6.0 Conclusion As mentioned earlier, people communicate for different purposes and goals in different contexts. The use of listening and speaking skills are very vital, especially when it comes to oral communication. It should be noted here that the process of conveying messages is not a linear process but rather a complex process that many interdependent elements. However, in order for the communication to be effective, there are several guidelines that can be followed especially when it involves the action of speaking. First, we need to make sure that we pay attention to the message delivered in order to understand it better. We must also be precise and clear in delivering the message so that it can be perfectly conveyed. The use of suitable language, gestures, expressions and style of speaking is very important as it will help to sustain audiences attention towards us as the speaker. As we Malaysians are trained and instilled with different beliefs, cultures and customs, we need to make sure that those differences do not hinder us from communicating effectively within different social contexts. That is to say, before conveying a message or starting a conversation, we must equip ourselves with as much information about the audiences and the context in which the communication takes place so that we will not offence the audience or harm them, in any way or another. Choosing the right language and words is very important as it will make sure that the listener will understand the message as well as to avoid argument and miscommunication. This paper, therefore, is very useful as it deals with the issue involves in oral communication as well as provides the guidelines on how to communicate effectively in selected social context.
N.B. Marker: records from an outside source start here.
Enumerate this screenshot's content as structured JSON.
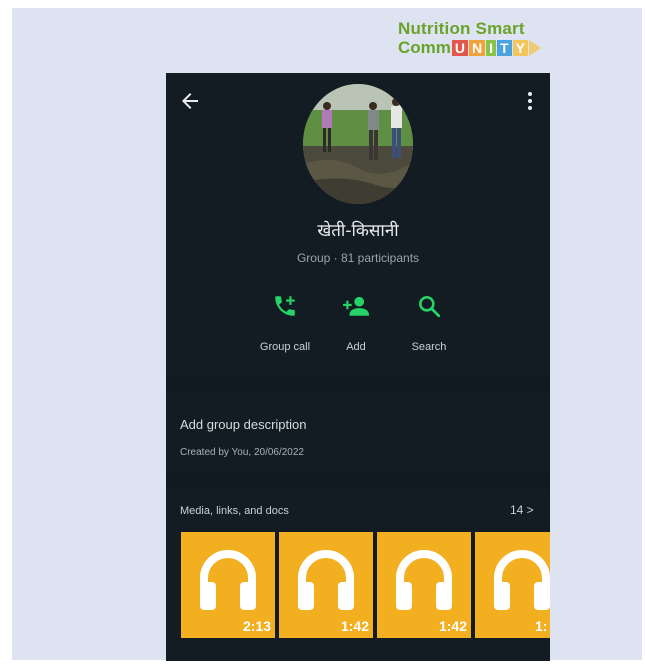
{
  "logo": {
    "line1": "Nutrition Smart",
    "comm": "Comm",
    "letters": [
      "U",
      "N",
      "I",
      "T",
      "Y"
    ],
    "letter_colors": [
      "#e2574c",
      "#f0a33a",
      "#8bc34a",
      "#4aa3df",
      "#f2c65a"
    ]
  },
  "header": {
    "back_icon": "arrow-left-icon",
    "menu_icon": "more-vertical-icon"
  },
  "group": {
    "name": "खेती-किसानी",
    "meta": "Group · 81 participants"
  },
  "actions": [
    {
      "label": "Group call",
      "icon": "phone-add-icon"
    },
    {
      "label": "Add",
      "icon": "person-add-icon"
    },
    {
      "label": "Search",
      "icon": "search-icon"
    }
  ],
  "description": {
    "title": "Add group description",
    "created": "Created by You, 20/06/2022"
  },
  "media": {
    "header": "Media, links, and docs",
    "count": "14 >",
    "items": [
      {
        "duration": "2:13",
        "icon": "headphones-icon"
      },
      {
        "duration": "1:42",
        "icon": "headphones-icon"
      },
      {
        "duration": "1:42",
        "icon": "headphones-icon"
      },
      {
        "duration": "1:",
        "icon": "headphones-icon"
      }
    ]
  },
  "colors": {
    "accent": "#25d366",
    "tile": "#f2b021",
    "background": "#121c22"
  }
}
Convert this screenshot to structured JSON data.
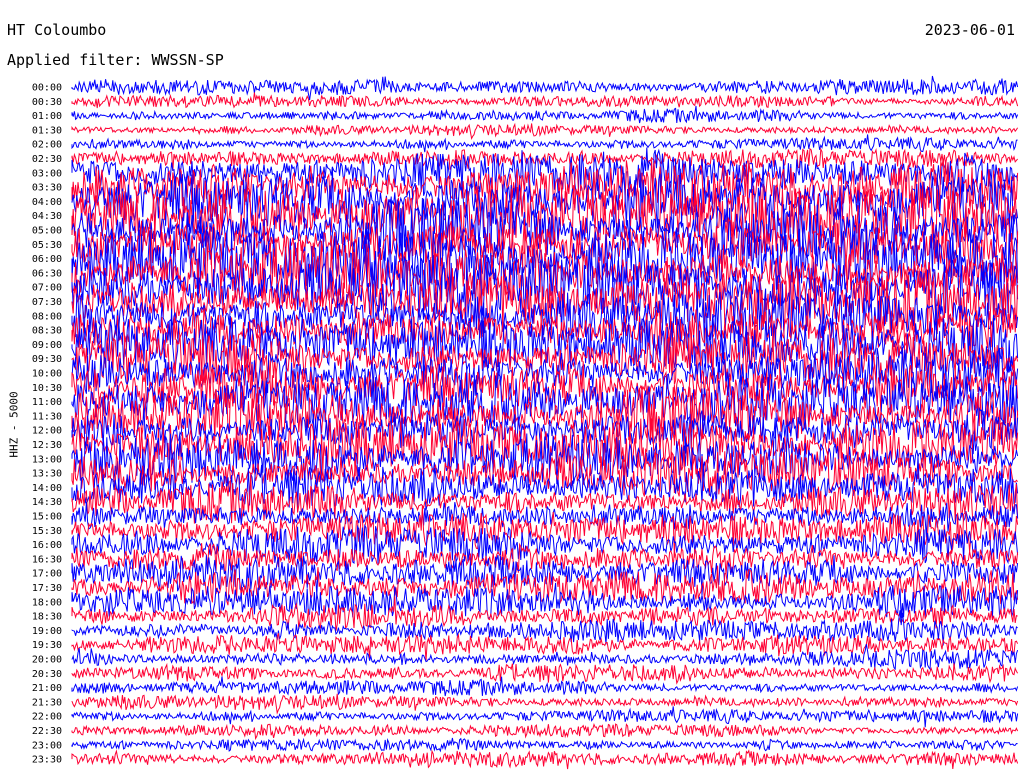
{
  "header": {
    "station": "HT Coloumbo",
    "filter": "Applied filter: WWSSN-SP",
    "date": "2023-06-01",
    "channel": "HHZ - 5000"
  },
  "colors": {
    "trace_a": "#0000ff",
    "trace_b": "#ff0033",
    "background": "#ffffff"
  },
  "chart_data": {
    "type": "helicorder",
    "title": "HT Coloumbo",
    "ylabel": "HHZ - 5000",
    "row_labels": [
      "00:00",
      "00:30",
      "01:00",
      "01:30",
      "02:00",
      "02:30",
      "03:00",
      "03:30",
      "04:00",
      "04:30",
      "05:00",
      "05:30",
      "06:00",
      "06:30",
      "07:00",
      "07:30",
      "08:00",
      "08:30",
      "09:00",
      "09:30",
      "10:00",
      "10:30",
      "11:00",
      "11:30",
      "12:00",
      "12:30",
      "13:00",
      "13:30",
      "14:00",
      "14:30",
      "15:00",
      "15:30",
      "16:00",
      "16:30",
      "17:00",
      "17:30",
      "18:00",
      "18:30",
      "19:00",
      "19:30",
      "20:00",
      "20:30",
      "21:00",
      "21:30",
      "22:00",
      "22:30",
      "23:00",
      "23:30"
    ],
    "relative_amplitude": [
      0.25,
      0.18,
      0.22,
      0.2,
      0.22,
      0.3,
      0.75,
      0.85,
      1.0,
      1.0,
      1.0,
      1.0,
      1.0,
      1.0,
      1.0,
      1.0,
      1.0,
      0.95,
      0.9,
      0.85,
      0.8,
      0.8,
      0.85,
      0.9,
      0.85,
      0.8,
      0.75,
      0.7,
      0.7,
      0.65,
      0.6,
      0.55,
      0.6,
      0.55,
      0.55,
      0.55,
      0.5,
      0.45,
      0.35,
      0.3,
      0.3,
      0.3,
      0.25,
      0.25,
      0.22,
      0.2,
      0.2,
      0.25
    ],
    "row_color_pattern": [
      "trace_a",
      "trace_b"
    ],
    "grid": false
  }
}
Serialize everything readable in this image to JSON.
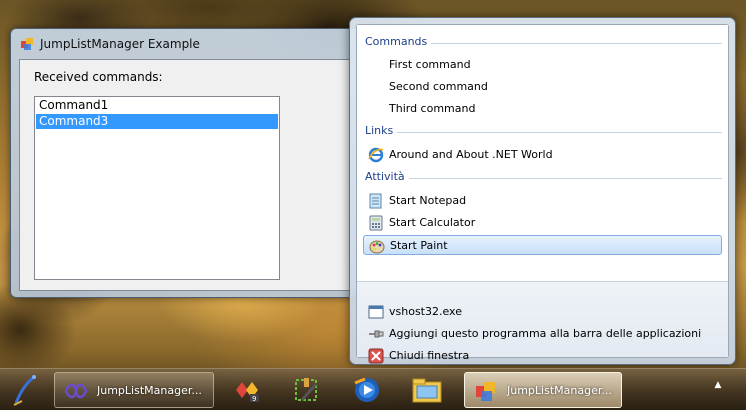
{
  "app_window": {
    "title": "JumpListManager Example",
    "received_label": "Received commands:",
    "commands": [
      {
        "label": "Command1",
        "selected": false
      },
      {
        "label": "Command3",
        "selected": true
      }
    ]
  },
  "jumplist": {
    "categories": {
      "commands": "Commands",
      "links": "Links",
      "tasks": "Attività"
    },
    "command_items": [
      "First command",
      "Second command",
      "Third command"
    ],
    "link_items": [
      "Around and About .NET World"
    ],
    "task_items": [
      "Start Notepad",
      "Start Calculator",
      "Start Paint"
    ],
    "footer_items": [
      "vshost32.exe",
      "Aggiungi questo programma alla barra delle applicazioni",
      "Chiudi finestra"
    ]
  },
  "taskbar": {
    "buttons": [
      {
        "label": "JumpListManager..."
      },
      {
        "label": "JumpListManager..."
      }
    ],
    "pinned_icons": [
      "visual-studio-icon",
      "tools-icon",
      "media-player-icon",
      "file-explorer-icon"
    ],
    "tray_chevron": "▲"
  },
  "colors": {
    "selection": "#3399ff",
    "category_text": "#1e3f8a"
  }
}
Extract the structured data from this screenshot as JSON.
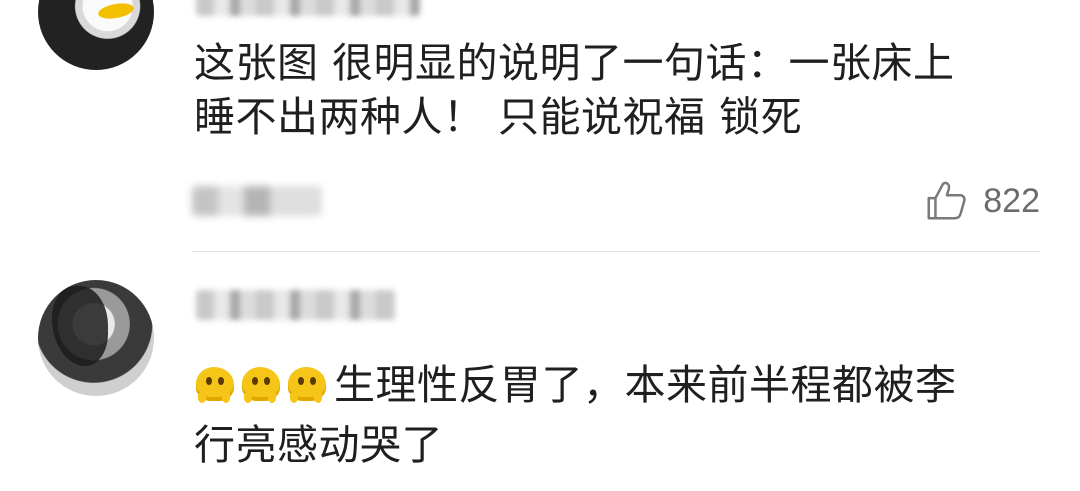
{
  "comments": [
    {
      "text_line1": "这张图 很明显的说明了一句话：一张床上",
      "text_line2": "睡不出两种人！ 只能说祝福 锁死",
      "likes": "822"
    },
    {
      "emojis": [
        "yellow-melting-face-icon",
        "yellow-melting-face-icon",
        "yellow-melting-face-icon"
      ],
      "text_line1": "生理性反胃了，本来前半程都被李",
      "text_line2": "行亮感动哭了"
    }
  ]
}
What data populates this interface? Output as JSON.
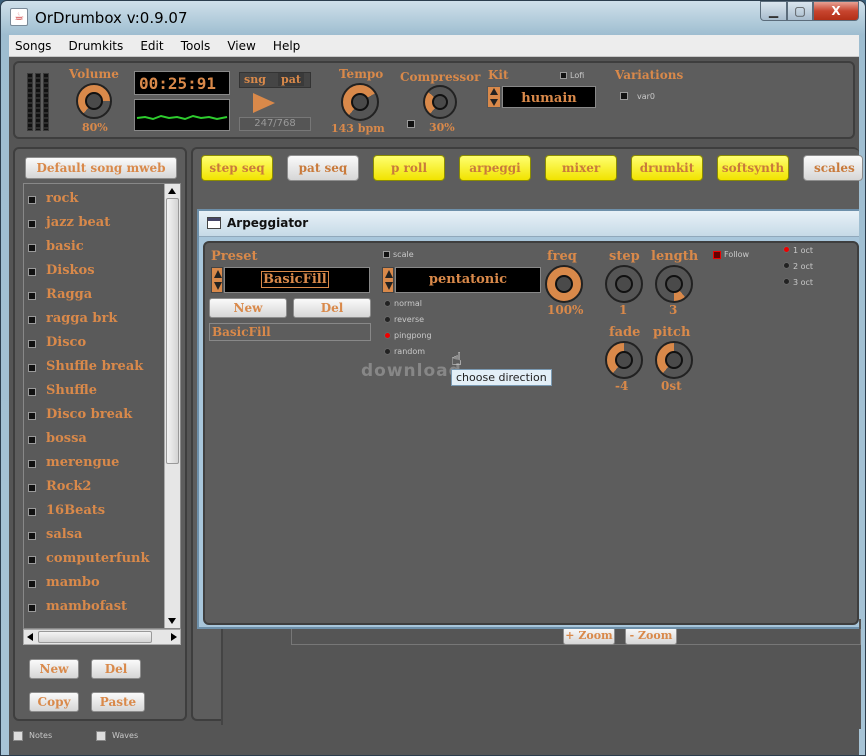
{
  "window": {
    "title": "OrDrumbox v:0.9.07",
    "min_label": "▁",
    "max_label": "▢",
    "close_label": "X"
  },
  "menu": [
    "Songs",
    "Drumkits",
    "Edit",
    "Tools",
    "View",
    "Help"
  ],
  "top": {
    "volume_label": "Volume",
    "volume_value": "80%",
    "time": "00:25:91",
    "sng_label": "sng",
    "pat_label": "pat",
    "position": "247/768",
    "tempo_label": "Tempo",
    "tempo_value": "143 bpm",
    "compressor_label": "Compressor",
    "compressor_value": "30%",
    "kit_label": "Kit",
    "kit_value": "humain",
    "lofi_label": "Lofi",
    "variations_label": "Variations",
    "var_label": "var0"
  },
  "song_button": "Default song mweb",
  "songs": [
    "rock",
    "jazz beat",
    "basic",
    "Diskos",
    "Ragga",
    "ragga brk",
    "Disco",
    "Shuffle break",
    "Shuffle",
    "Disco break",
    "bossa",
    "merengue",
    "Rock2",
    "16Beats",
    "salsa",
    "computerfunk",
    "mambo",
    "mambofast"
  ],
  "left_buttons": {
    "new": "New",
    "del": "Del",
    "copy": "Copy",
    "paste": "Paste"
  },
  "tabs": [
    "step seq",
    "pat seq",
    "p roll",
    "arpeggi",
    "mixer",
    "drumkit",
    "softsynth",
    "scales"
  ],
  "arp": {
    "title": "Arpeggiator",
    "preset_label": "Preset",
    "preset_value": "BasicFill",
    "new": "New",
    "del": "Del",
    "preset_name": "BasicFill",
    "scale_label": "scale",
    "scale_value": "pentatonic",
    "directions": [
      "normal",
      "reverse",
      "pingpong",
      "random"
    ],
    "freq_label": "freq",
    "freq_value": "100%",
    "step_label": "step",
    "step_value": "1",
    "length_label": "length",
    "length_value": "3",
    "fade_label": "fade",
    "fade_value": "-4",
    "pitch_label": "pitch",
    "pitch_value": "0st",
    "follow_label": "Follow",
    "octaves": [
      "1 oct",
      "2 oct",
      "3 oct"
    ],
    "tooltip": "choose direction",
    "watermark": "download"
  },
  "zoom": {
    "plus": "+ Zoom",
    "minus": "- Zoom"
  },
  "bottom": {
    "notes": "Notes",
    "waves": "Waves"
  },
  "colors": {
    "accent": "#d9894a",
    "tab_yellow": "#f1e300",
    "panel": "#5d5d5d"
  }
}
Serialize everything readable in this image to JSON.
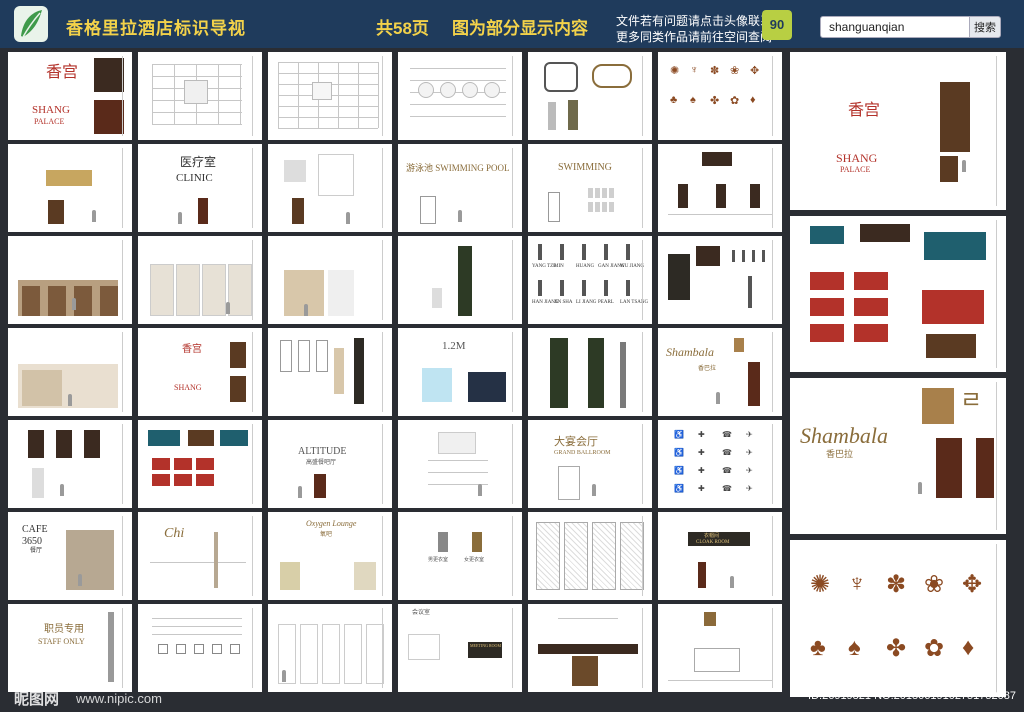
{
  "header": {
    "title": "香格里拉酒店标识导视",
    "pages": "共58页",
    "partial": "图为部分显示内容",
    "notice_1": "文件若有问题请点击头像联系",
    "notice_2": "更多同类作品请前往空间查阅",
    "badge": "90",
    "logo_icon": "leaf-logo-icon"
  },
  "search": {
    "value": "shanguanqian",
    "button": "搜索"
  },
  "watermark": {
    "logo": "昵图网",
    "url": "www.nipic.com",
    "id": "ID:26919821 NO:20180619102751752087"
  },
  "thumbs": {
    "shang_cn": "香宫",
    "shang_en": "SHANG",
    "palace": "PALACE",
    "clinic_cn": "医疗室",
    "clinic_en": "CLINIC",
    "pool": "游泳池 SWIMMING POOL",
    "swimming": "SWIMMING",
    "halls_1": [
      "YANG TZE",
      "MIN",
      "HUANG",
      "GAN JIANG",
      "WU JIANG"
    ],
    "halls_2": [
      "HAN JIANG",
      "JIN SHA",
      "LI JIANG",
      "PEARL",
      "LAN TSANG"
    ],
    "size": "1.2M",
    "shambala": "Shambala",
    "shambala_cn": "香巴拉",
    "shambala_glyph": "ㄹ",
    "altitude": "ALTITUDE",
    "altitude_cn": "高盛餐吧厅",
    "ballroom_cn": "大宴会厅",
    "ballroom_en": "GRAND BALLROOM",
    "cafe": "CAFE",
    "cafe_no": "3650",
    "cafe_cn": "餐厅",
    "chi": "Chi",
    "oxygen": "Oxygen Lounge",
    "oxygen_cn": "氧吧",
    "cloak_cn": "衣帽间",
    "cloak_en": "CLOAK ROOM",
    "staff_cn": "职员专用",
    "staff_en": "STAFF ONLY",
    "meeting_cn": "会议室",
    "meeting_en": "MEETING ROOM",
    "male": "男更衣室",
    "female": "女更衣室"
  },
  "colors": {
    "header": "#1f3b5c",
    "accent": "#f3d24a",
    "gold": "#8a6d3b",
    "red": "#b3322a",
    "brown": "#5a3a22",
    "teal": "#1f5f6e"
  }
}
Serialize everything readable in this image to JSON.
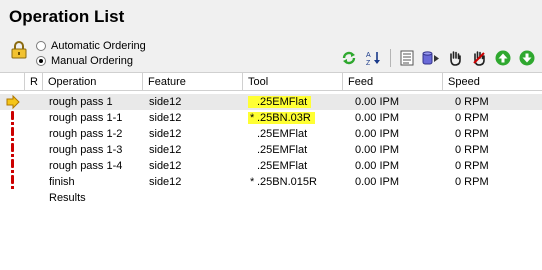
{
  "panel": {
    "title": "Operation List",
    "ordering": {
      "automatic_label": "Automatic Ordering",
      "manual_label": "Manual Ordering",
      "selected": "manual"
    }
  },
  "colors": {
    "highlight": "#ffff33",
    "selected_row": "#e9e9e9",
    "warning_red": "#cc0000",
    "arrow_yellow": "#f5c518",
    "go_green": "#2fa82f"
  },
  "toolbar": {
    "icons": [
      "regenerate-icon",
      "sort-icon",
      "list-icon",
      "stock-play-icon",
      "hand-icon",
      "hand-stop-icon",
      "move-up-icon",
      "move-down-icon"
    ]
  },
  "columns": {
    "r": "R",
    "operation": "Operation",
    "feature": "Feature",
    "tool": "Tool",
    "feed": "Feed",
    "speed": "Speed"
  },
  "rows": [
    {
      "status": "current",
      "operation": "rough pass 1",
      "feature": "side12",
      "tool": ".25EMFlat",
      "tool_mark": "",
      "feed": "0.00 IPM",
      "speed": "0 RPM",
      "highlight": true
    },
    {
      "status": "warning",
      "operation": "rough pass 1-1",
      "feature": "side12",
      "tool": ".25BN.03R",
      "tool_mark": "*",
      "feed": "0.00 IPM",
      "speed": "0 RPM",
      "highlight": true
    },
    {
      "status": "warning",
      "operation": "rough pass 1-2",
      "feature": "side12",
      "tool": ".25EMFlat",
      "tool_mark": "",
      "feed": "0.00 IPM",
      "speed": "0 RPM",
      "highlight": false
    },
    {
      "status": "warning",
      "operation": "rough pass 1-3",
      "feature": "side12",
      "tool": ".25EMFlat",
      "tool_mark": "",
      "feed": "0.00 IPM",
      "speed": "0 RPM",
      "highlight": false
    },
    {
      "status": "warning",
      "operation": "rough pass 1-4",
      "feature": "side12",
      "tool": ".25EMFlat",
      "tool_mark": "",
      "feed": "0.00 IPM",
      "speed": "0 RPM",
      "highlight": false
    },
    {
      "status": "warning",
      "operation": "finish",
      "feature": "side12",
      "tool": ".25BN.015R",
      "tool_mark": "*",
      "feed": "0.00 IPM",
      "speed": "0 RPM",
      "highlight": false
    }
  ],
  "results_label": "Results"
}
References: Beebe, J., Steven, A., & John, T. M. (2006). Communicating in Small Groups Principles and Practices (8 ed.). Boston: Pearson Education, Inc. (2000). Effective Public Communication. Retrieved on July 3rd, 2011 from the World Wide Web: Floyd, Kory. (2009). Interpersonal Communication: The Whole Story. New York: McGraw-Hill King, D. (2000). Four Principles of Interpersonal Communication. Retrieved on July 3rd, 2011 from the World Wide Web: Sivagnanachelvi, S., Chong, P. W., Chua, E. K., & Mohamad, N. (2011). OUMH1303: English for Oral Communication (11th ed.). Selangor: OUM. Watzlawick, P., Beavin, J., & Jackson, D. (1997). Pragmatics of Human Communication: A Study of Interactional Patterns, Pathologies, and Paradoxes. New York: Norton. Zakahi, W.(1988). Communication Education. West Virginia:Speech Communication Press.